**To do**
From the entries below, copy every line holding the word "Statistical".

____________________

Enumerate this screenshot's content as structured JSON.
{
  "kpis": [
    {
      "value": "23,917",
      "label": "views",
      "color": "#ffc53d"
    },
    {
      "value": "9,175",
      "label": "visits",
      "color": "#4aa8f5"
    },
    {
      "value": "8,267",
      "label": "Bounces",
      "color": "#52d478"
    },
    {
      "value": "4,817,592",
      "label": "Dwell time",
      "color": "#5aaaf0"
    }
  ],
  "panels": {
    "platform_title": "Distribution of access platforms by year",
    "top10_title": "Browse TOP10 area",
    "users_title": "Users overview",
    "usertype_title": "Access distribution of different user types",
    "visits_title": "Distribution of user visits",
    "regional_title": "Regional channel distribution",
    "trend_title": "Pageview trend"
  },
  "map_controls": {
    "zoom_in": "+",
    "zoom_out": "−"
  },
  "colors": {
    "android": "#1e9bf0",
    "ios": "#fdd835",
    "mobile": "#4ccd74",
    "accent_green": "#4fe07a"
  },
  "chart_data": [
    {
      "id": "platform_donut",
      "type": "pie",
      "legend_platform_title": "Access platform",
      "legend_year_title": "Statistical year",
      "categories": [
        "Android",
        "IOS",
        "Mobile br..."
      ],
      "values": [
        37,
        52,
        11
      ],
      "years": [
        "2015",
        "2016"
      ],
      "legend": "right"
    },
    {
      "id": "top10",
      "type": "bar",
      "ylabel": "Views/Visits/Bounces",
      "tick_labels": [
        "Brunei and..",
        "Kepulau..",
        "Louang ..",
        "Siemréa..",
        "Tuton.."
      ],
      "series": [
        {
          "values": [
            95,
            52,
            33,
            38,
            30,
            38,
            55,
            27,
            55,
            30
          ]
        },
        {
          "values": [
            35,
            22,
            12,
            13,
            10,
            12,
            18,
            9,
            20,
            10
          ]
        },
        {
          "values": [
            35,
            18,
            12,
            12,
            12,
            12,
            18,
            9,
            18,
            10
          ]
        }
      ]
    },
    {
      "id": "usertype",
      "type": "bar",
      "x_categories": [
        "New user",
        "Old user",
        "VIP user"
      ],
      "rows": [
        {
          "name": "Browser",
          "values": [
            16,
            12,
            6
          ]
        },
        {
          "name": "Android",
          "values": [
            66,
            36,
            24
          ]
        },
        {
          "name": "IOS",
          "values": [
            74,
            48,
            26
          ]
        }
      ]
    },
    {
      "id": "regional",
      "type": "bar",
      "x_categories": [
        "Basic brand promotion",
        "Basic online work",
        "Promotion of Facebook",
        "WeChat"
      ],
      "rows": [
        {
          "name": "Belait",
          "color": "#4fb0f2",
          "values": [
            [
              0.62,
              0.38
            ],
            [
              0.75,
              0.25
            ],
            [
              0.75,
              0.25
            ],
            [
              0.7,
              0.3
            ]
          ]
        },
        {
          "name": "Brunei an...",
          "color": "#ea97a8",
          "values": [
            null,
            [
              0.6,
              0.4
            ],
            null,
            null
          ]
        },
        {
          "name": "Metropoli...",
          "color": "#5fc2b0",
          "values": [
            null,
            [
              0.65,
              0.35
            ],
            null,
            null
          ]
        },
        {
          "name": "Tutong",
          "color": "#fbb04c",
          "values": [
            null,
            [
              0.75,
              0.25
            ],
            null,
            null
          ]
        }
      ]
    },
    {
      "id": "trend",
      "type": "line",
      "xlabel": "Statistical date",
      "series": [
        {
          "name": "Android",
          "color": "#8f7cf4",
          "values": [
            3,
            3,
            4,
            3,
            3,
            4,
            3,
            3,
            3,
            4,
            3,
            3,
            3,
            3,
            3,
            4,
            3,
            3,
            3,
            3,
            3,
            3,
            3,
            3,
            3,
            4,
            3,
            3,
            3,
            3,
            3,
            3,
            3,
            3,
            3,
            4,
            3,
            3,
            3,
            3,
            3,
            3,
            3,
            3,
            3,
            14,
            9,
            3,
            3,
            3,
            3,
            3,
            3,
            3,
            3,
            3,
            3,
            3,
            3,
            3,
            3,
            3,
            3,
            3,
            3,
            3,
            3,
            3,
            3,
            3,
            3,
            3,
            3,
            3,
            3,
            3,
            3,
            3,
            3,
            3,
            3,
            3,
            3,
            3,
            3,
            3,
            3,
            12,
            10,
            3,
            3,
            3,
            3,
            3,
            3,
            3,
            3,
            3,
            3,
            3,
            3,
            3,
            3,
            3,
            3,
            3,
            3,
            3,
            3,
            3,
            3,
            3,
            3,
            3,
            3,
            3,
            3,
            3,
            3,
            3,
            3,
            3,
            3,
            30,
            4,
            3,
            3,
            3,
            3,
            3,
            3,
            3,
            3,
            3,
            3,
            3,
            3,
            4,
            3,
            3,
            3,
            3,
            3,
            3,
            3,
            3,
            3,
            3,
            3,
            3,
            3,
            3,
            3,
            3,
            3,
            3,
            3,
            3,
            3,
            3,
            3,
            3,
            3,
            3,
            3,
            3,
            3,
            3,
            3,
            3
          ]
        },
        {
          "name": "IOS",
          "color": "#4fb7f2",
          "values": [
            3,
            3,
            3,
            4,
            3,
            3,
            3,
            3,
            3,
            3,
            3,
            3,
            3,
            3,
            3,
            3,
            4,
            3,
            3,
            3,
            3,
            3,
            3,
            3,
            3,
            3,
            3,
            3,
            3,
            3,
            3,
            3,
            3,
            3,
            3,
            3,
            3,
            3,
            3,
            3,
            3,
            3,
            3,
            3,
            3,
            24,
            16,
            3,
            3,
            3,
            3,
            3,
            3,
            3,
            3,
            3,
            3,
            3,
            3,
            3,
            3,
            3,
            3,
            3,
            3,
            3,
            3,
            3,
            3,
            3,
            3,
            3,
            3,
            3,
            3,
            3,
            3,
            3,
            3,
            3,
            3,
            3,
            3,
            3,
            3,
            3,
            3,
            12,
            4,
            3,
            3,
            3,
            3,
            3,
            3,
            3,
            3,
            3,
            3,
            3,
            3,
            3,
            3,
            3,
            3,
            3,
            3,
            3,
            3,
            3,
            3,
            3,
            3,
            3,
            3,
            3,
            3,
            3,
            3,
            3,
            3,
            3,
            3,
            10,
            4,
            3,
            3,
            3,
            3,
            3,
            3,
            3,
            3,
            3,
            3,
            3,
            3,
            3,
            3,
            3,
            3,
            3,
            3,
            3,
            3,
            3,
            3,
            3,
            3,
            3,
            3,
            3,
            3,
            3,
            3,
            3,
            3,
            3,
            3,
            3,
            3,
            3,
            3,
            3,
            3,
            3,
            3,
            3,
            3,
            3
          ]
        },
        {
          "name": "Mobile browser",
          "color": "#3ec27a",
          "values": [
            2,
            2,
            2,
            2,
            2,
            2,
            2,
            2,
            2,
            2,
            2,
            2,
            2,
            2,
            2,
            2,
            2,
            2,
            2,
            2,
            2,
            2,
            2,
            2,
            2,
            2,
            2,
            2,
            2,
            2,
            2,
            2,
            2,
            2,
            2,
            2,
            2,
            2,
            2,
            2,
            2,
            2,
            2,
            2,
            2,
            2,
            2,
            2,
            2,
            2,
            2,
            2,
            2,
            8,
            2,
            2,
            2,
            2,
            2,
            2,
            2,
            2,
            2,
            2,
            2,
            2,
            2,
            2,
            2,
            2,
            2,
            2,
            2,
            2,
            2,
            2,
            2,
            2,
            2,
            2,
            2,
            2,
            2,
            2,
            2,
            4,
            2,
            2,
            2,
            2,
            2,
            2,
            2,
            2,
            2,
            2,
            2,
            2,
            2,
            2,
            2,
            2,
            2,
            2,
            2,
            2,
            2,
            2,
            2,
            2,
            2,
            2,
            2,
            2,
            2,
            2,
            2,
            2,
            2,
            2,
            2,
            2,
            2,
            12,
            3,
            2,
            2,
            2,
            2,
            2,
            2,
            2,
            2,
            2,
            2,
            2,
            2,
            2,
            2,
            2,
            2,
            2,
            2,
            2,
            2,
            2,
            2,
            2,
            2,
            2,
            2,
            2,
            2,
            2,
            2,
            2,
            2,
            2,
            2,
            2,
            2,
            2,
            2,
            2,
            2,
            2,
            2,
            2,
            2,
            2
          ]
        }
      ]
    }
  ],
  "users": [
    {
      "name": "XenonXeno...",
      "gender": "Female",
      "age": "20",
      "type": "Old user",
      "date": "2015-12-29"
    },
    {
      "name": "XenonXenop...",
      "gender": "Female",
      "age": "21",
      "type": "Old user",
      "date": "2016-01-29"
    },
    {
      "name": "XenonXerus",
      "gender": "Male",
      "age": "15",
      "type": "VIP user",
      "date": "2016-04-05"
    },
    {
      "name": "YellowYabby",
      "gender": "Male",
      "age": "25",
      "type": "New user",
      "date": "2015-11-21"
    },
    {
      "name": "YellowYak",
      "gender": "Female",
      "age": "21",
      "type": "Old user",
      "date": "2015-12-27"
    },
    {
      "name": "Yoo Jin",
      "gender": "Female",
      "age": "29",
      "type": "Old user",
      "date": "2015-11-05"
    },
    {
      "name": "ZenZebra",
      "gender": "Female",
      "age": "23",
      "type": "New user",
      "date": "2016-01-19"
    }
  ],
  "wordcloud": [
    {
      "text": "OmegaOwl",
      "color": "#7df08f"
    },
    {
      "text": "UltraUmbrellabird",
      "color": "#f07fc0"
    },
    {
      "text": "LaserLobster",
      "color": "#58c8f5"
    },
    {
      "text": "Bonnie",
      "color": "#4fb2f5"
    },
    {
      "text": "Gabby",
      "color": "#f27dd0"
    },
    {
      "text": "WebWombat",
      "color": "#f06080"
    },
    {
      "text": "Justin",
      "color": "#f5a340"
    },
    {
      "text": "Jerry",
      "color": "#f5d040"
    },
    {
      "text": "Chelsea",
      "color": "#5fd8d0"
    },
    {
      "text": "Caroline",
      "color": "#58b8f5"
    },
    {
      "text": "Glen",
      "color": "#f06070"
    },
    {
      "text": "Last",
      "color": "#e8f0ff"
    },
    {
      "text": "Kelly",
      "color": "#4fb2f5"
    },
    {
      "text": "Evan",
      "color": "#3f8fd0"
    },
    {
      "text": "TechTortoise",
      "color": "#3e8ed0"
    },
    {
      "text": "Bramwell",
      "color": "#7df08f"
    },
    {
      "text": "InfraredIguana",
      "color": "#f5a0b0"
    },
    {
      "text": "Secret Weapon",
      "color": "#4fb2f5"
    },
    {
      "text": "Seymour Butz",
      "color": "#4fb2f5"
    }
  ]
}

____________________

**Your response**
      "legend_year_title": "Statistical year",
      "xlabel": "Statistical date",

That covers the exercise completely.